“The most important thing you need in a sports bar is lots of TVs. This place Bounce (55 W. 21st St., nr. Sixth Ave.; 212-675-8007) has them all over. Wherever you turn, there’s another TV. Plus the food is good and the service is great, so you really can’t go wrong.” —Deron ­Williams, Brooklyn Nets point guard

I like a sports bar that doesn’t feel like a sports bar. Warren 77 (77 Warren St., nr. Greenwich St.; 212-227-8994) has a nice atmosphere, but it’s still a perfect setup to check out the game.” —Henrik Lundqvist, New York Rangers goalie

… And a halftime break for dinner.

“My favorite local restaurant, Locanda Vini e Olii (129 Gates Ave., at Cambridge Pl., Clinton Hill; 718-622-9202), is in a landmarked turn-of-the-century drugstore. Go for an antipasti course of crostini di pesce followed by the sage pappardelle with braised duck. But first take a seat at the counter and put yourself in the hands of bartender Daniel Kent for one pre-dinner specialty cocktail.” —Jonathan Butler, Brooklyn Flea co-founder
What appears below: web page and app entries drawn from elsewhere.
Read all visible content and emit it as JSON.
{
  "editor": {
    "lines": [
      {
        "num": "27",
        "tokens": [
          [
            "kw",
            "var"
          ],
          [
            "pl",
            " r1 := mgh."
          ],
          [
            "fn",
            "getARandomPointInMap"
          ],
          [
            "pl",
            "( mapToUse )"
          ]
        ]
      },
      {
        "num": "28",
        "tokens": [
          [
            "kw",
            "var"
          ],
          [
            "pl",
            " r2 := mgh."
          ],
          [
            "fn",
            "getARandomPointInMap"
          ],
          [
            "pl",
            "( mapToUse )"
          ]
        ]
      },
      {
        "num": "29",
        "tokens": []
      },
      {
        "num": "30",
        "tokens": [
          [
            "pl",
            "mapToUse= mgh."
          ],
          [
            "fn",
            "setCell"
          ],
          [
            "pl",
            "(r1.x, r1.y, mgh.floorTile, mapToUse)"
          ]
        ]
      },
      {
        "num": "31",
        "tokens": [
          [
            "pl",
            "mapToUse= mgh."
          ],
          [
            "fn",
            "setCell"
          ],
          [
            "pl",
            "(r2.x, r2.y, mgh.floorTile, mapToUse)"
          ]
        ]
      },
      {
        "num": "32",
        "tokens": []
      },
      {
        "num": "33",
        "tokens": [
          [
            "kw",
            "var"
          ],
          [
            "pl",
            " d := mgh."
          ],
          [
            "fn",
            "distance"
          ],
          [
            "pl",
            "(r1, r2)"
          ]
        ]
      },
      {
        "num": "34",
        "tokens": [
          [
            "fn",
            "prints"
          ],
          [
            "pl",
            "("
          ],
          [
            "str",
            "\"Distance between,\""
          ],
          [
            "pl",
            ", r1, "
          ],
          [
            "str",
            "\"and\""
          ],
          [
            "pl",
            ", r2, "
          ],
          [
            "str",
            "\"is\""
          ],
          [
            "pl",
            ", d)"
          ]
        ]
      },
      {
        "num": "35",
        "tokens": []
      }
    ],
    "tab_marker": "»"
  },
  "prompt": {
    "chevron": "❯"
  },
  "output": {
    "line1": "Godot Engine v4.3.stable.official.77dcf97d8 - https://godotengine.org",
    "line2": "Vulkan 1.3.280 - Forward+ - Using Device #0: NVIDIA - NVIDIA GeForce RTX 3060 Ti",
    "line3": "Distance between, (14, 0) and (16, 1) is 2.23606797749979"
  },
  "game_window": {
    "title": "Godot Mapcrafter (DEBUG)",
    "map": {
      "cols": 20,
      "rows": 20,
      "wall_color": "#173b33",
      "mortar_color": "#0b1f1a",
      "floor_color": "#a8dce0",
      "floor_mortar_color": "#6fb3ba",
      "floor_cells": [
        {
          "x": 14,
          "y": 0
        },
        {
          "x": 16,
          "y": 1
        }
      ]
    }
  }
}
“We’re obsessed with Hometown Bar-B-Que (454 Van Brunt St., nr. Reed St., Red Hook; 347-294-4644). It’s just slabs of meat that the owner cooks right outside the door. And they have an amazing bourbon selection. You almost feel like you’ve been transported to Texas.” —Jeffrey Costello and Robert Tagliapietra, designers

“The roast chicken at Barbuto (775 Washington St., at 12th St.; 212-924-9700) is phenomenal. For dessert, they have chocolate pudding, and in the spring, butterscotch pudding. If you get both of those, you don’t even need the chicken. Just have the butterscotch first, then a glass of Champagne, and then the chocolate.” —Joel Grey, actor

“If you don’t eat enough vegetables, go to Westville (210 W. 10th St., nr. Bleecker St.; 212-741-7971) and order the four market sides—you get four sides for $15. The way they’re cooked, they taste like candy. There are three Westvilles, but I go to the one in the West Village. They do Brussels sprouts, kale, sautéed cherry tomatoes, artichoke hearts with Parmesan cheese—none of it sounds nearly as delicious as it actually tastes.” —Halley Feiffer, actress and playwright

“Raoul’s has been in Soho since the seventies (180 Prince St., nr. Sullivan St.; 212-966-3518). The crowd’s changed a little, but it used to be a hard-core regular place, where I think every single person got steak au poivre and fries. That’s the only thing I’ve ever had there. It’s really good.” —Rafael de Cárdenas, architect and designer

Additional reporting by Abby Schreiber and Arianna Davis


Current Issue
Subscribe to New York

Give a Gift